Coral friendly guidelines for snorkelers

By International Coral Reef Information Network and the Coral Reef Alliance

Extensively researched and endorsed by leading partners in conservation, these guidelines embrace the most commonly accepted “best practices” around the world. They give essential advice on how to protect coral reefs while enjoying activities on and around them.

This simple leaflet is designed to improve your coral reef expertise and give you general guidance on activities around coral reefs, but please also look out for and follow local rules and regulations.

Coral reefs are one of the world’s most spectacular marine habitats and snorkeling is an excellent way of exploring them. As coral reefs face an increasingly uncertain future, snorkellers and other coral reef visitors can play an important role in helping to protect these fragile habitats. Follow these simple guidelines to help protect the coral reefs you visit.

Before setting out to explore the reefs

  • Get the best possible instruction you can
  • Be sure to practice snorkeling skills in a swimming pool or sandy area until you are completely comfortable in the water
  • Make sure your equipment fits properly before you snorkel near corals – it can be very difficult to adjust in the water
  • If you are feeling unsure, wear a snorkel vest – many operations insist on them
  • Learn all you can about coral reefs – they are fascinating and fragile environments

Snorkel in the comfort zone

To get the most out of snorkeling, stay within your “comfort zone”. You will see much more and be able to enjoy the beauty of the reefs more by hanging back. Depending on snorkeling skills, experience, fitness and age, each snorkeler will have their own personal safe distance from the reef from which to comfortably enjoy it without causing harm.

Snorkeling out on the reef

Be sure to avoid all contact with corals and other marine life. Not only could you be hurt but corals are very fragile animals – as much as a gentle touch can harm them.

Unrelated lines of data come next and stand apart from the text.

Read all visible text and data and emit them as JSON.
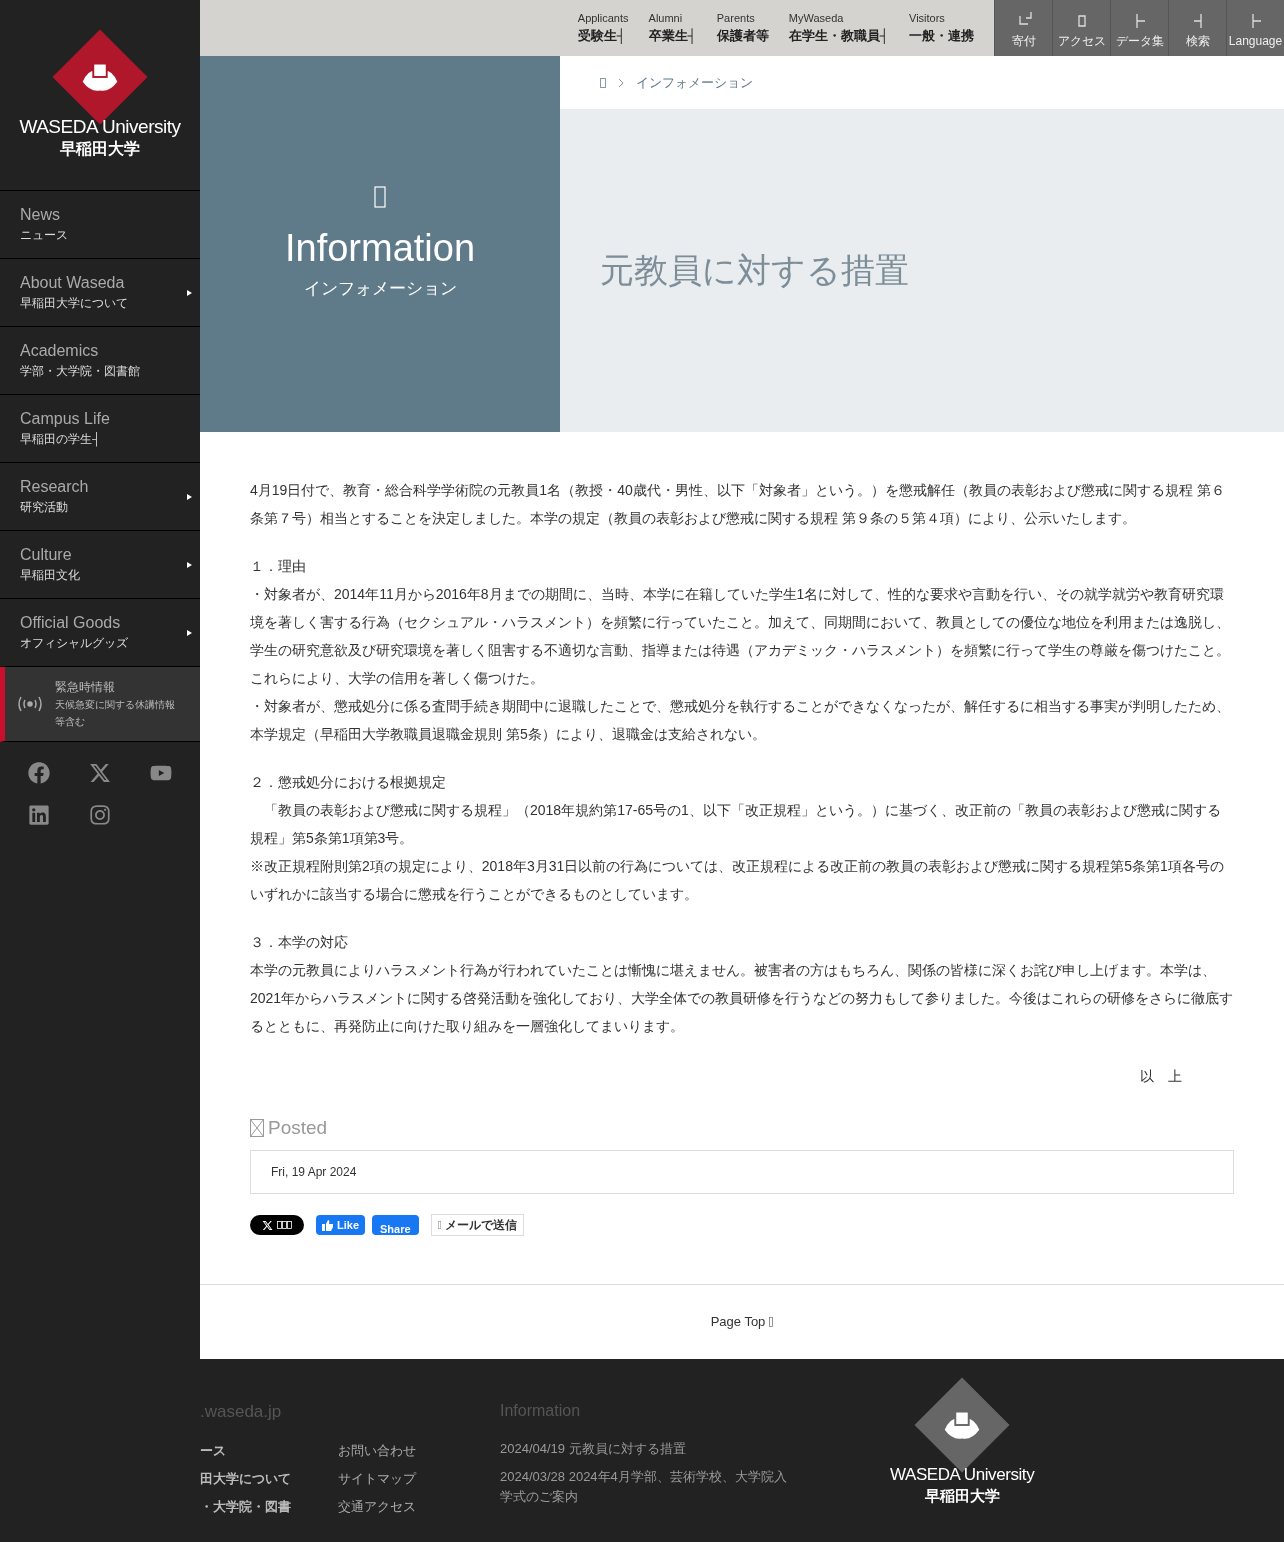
{
  "logo": {
    "name_en": "WASEDA University",
    "name_ja": "早稲田大学"
  },
  "sidebar": {
    "items": [
      {
        "en": "News",
        "ja": "ニュース",
        "expandable": false
      },
      {
        "en": "About Waseda",
        "ja": "早稲田大学について",
        "expandable": true
      },
      {
        "en": "Academics",
        "ja": "学部・大学院・図書館",
        "expandable": false
      },
      {
        "en": "Campus Life",
        "ja": "早稲田の学生┤",
        "expandable": false
      },
      {
        "en": "Research",
        "ja": "研究活動",
        "expandable": true
      },
      {
        "en": "Culture",
        "ja": "早稲田文化",
        "expandable": true
      },
      {
        "en": "Official Goods",
        "ja": "オフィシャルグッズ",
        "expandable": true
      }
    ],
    "emergency": {
      "title": "緊急時情報",
      "text": "天候急変に関する休講情報等含む"
    }
  },
  "top_nav": {
    "audiences": [
      {
        "en": "Applicants",
        "ja": "受験生┤"
      },
      {
        "en": "Alumni",
        "ja": "卒業生┤"
      },
      {
        "en": "Parents",
        "ja": "保護者等"
      },
      {
        "en": "MyWaseda",
        "ja": "在学生・教職員┤"
      },
      {
        "en": "Visitors",
        "ja": "一般・連携"
      }
    ],
    "tools": [
      {
        "label": "寄付",
        "kind": "corner"
      },
      {
        "label": "アクセス",
        "kind": "box"
      },
      {
        "label": "データ集",
        "kind": "tee"
      },
      {
        "label": "検索",
        "kind": "rtee"
      },
      {
        "label": "Language",
        "kind": "tee"
      }
    ]
  },
  "breadcrumb": [
    "インフォメーション"
  ],
  "hero": {
    "category_en": "Information",
    "category_ja": "インフォメーション",
    "title": "元教員に対する措置"
  },
  "article": {
    "intro": "4月19日付で、教育・総合科学学術院の元教員1名（教授・40歳代・男性、以下「対象者」という。）を懲戒解任（教員の表彰および懲戒に関する規程 第６条第７号）相当とすることを決定しました。本学の規定（教員の表彰および懲戒に関する規程 第９条の５第４項）により、公示いたします。",
    "sections": [
      {
        "heading": "１．理由",
        "paragraphs": [
          "・対象者が、2014年11月から2016年8月までの期間に、当時、本学に在籍していた学生1名に対して、性的な要求や言動を行い、その就学就労や教育研究環境を著しく害する行為（セクシュアル・ハラスメント）を頻繁に行っていたこと。加えて、同期間において、教員としての優位な地位を利用または逸脱し、学生の研究意欲及び研究環境を著しく阻害する不適切な言動、指導または待遇（アカデミック・ハラスメント）を頻繁に行って学生の尊厳を傷つけたこと。これらにより、大学の信用を著しく傷つけた。",
          "・対象者が、懲戒処分に係る査問手続き期間中に退職したことで、懲戒処分を執行することができなくなったが、解任するに相当する事実が判明したため、本学規定（早稲田大学教職員退職金規則 第5条）により、退職金は支給されない。"
        ]
      },
      {
        "heading": "２．懲戒処分における根拠規定",
        "paragraphs": [
          "　「教員の表彰および懲戒に関する規程」（2018年規約第17-65号の1、以下「改正規程」という。）に基づく、改正前の「教員の表彰および懲戒に関する規程」第5条第1項第3号。",
          "※改正規程附則第2項の規定により、2018年3月31日以前の行為については、改正規程による改正前の教員の表彰および懲戒に関する規程第5条第1項各号のいずれかに該当する場合に懲戒を行うことができるものとしています。"
        ]
      },
      {
        "heading": "３．本学の対応",
        "paragraphs": [
          "本学の元教員によりハラスメント行為が行われていたことは慚愧に堪えません。被害者の方はもちろん、関係の皆様に深くお詫び申し上げます。本学は、2021年からハラスメントに関する啓発活動を強化しており、大学全体での教員研修を行うなどの努力もして参りました。今後はこれらの研修をさらに徹底するとともに、再発防止に向けた取り組みを一層強化してまいります。"
        ]
      }
    ],
    "closing": "以　上"
  },
  "posted": {
    "label": "Posted",
    "date": "Fri, 19 Apr 2024"
  },
  "share": {
    "like": "Like",
    "share": "Share",
    "mail": "メールで送信"
  },
  "page_top": "Page Top",
  "footer_logo": {
    "name_en": "WASEDA University",
    "name_ja": "早稲田大学"
  },
  "footer": {
    "site": ".waseda.jp",
    "col1": [
      "ース",
      "田大学について",
      "・大学院・図書"
    ],
    "col2": [
      "お問い合わせ",
      "サイトマップ",
      "交通アクセス"
    ],
    "info_title": "Information",
    "info": [
      "2024/04/19 元教員に対する措置",
      "2024/03/28 2024年4月学部、芸術学校、大学院入学式のご案内"
    ]
  }
}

Even sand kicked up by fins can smother and kill them.

  • Be careful where you get into and out of the water to avoid walking on corals
  • Be sure to snorkel in your “comfort zone” – don’t get too close to the reef
  • Lie flat in the water, and avoid coming upright so you don’t stand on corals
  • Try to swim without using your arms to avoid accidentally touching the reef
  • Make sure you know where your fins are so you don’t kick anything
  • Move slowly and deliberately in the water – relax and take your time
  • Remember look but don’t touch!

Snorkeling pros know the real way to enjoy the beauty of the reef is to slow down, relax and watch as reef creatures go about their daily lives undisturbed.

Going on a snorkeling holiday?

  • Opt for conservation conscious accommodation and facilities, such as those saying they recycle and treat sewage and solid waste in an environmentally friendly way
  • Look out for and support Coral Parks and other marine conservation areas

As a responsible snorkeler

  • Do not touch anything in the water
  • Never chase, harass or try to ride marine life
  • Take nothing, living or dead, out of the water except recent garbage
  • Do not touch, handle or feed marine life except under expert guidance and following established guidelines
  • Do not use gloves in coral environments – it will make you much more careful about what you touch

On boats

  • Choose operations whose boats make use of moorings when available – anchors destroy fragile corals when set directly on the reef
  • Make sure garbage is well stowed, especially light plastic items such as cups and bags that can easily be blown overboard
  • Be sure to take away everything that was brought on board and dispose of garbage safely and responsibly

Shore side

  • Support Coral Parks and other conservation projects
  • Pay user fees in recognised Coral Parks and Reserves which are actively supporting coral reef conservation
  • Encourage and support the use of boat moorings
  • Participate in local initiatives to monitor the marine environment e.g. sighting forms
  • Participate in cleanups
  • Volunteer your skills to help Coral Parks e.g. with reef surveys, outreach and awareness
  • Consider donating used equipment such as cameras, dive gear or reef ID books
  • Take your garbage home with you, especially items such as batteries which are toxic and difficult to  dispose of safely in countries without special waste handling systems
  • Refuse to buy souvenirs made from coral, turtles or other marine life – often this is illegal as many endangered species are protected under CITES (Convention on International Trade in Endangered Species of Wild Fauna and Flora) and by national laws
  • Speak up: make sure your snorkeling buddies understand about these simple conservation practices – we need to work together to protect and preserve coral reefs for all time

The Coral Reef Alliance (CORAL) is a member supported, non-profit international organization dedicated to keeping coral reefs alive around the world.